WORK TO BE COMPLETED: Copy the records below word for word, leaving out nothing.
*** Opening of PROVIDED INFORMATION ***
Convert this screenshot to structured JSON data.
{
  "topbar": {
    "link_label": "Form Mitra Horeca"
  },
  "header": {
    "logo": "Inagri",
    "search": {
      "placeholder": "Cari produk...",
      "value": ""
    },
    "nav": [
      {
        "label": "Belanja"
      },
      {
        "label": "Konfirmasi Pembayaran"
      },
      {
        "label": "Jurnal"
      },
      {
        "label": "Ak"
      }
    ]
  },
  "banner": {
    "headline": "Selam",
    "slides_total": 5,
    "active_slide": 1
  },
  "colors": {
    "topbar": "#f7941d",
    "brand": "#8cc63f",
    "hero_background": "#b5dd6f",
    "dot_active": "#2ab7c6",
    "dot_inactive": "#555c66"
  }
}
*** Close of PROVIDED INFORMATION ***
WRITTEN REPLY:
Convert this screenshot to structured JSON data.
{
  "topbar": {
    "link_label": "Form Mitra Horeca"
  },
  "header": {
    "logo": "Inagri",
    "search": {
      "placeholder": "Cari produk...",
      "value": ""
    },
    "nav": [
      {
        "label": "Belanja"
      },
      {
        "label": "Konfirmasi Pembayaran"
      },
      {
        "label": "Jurnal"
      },
      {
        "label": "Ak"
      }
    ]
  },
  "banner": {
    "headline": "Selam",
    "slides_total": 5,
    "active_slide": 1
  },
  "colors": {
    "topbar": "#f7941d",
    "brand": "#8cc63f",
    "hero_background": "#b5dd6f",
    "dot_active": "#2ab7c6",
    "dot_inactive": "#555c66"
  }
}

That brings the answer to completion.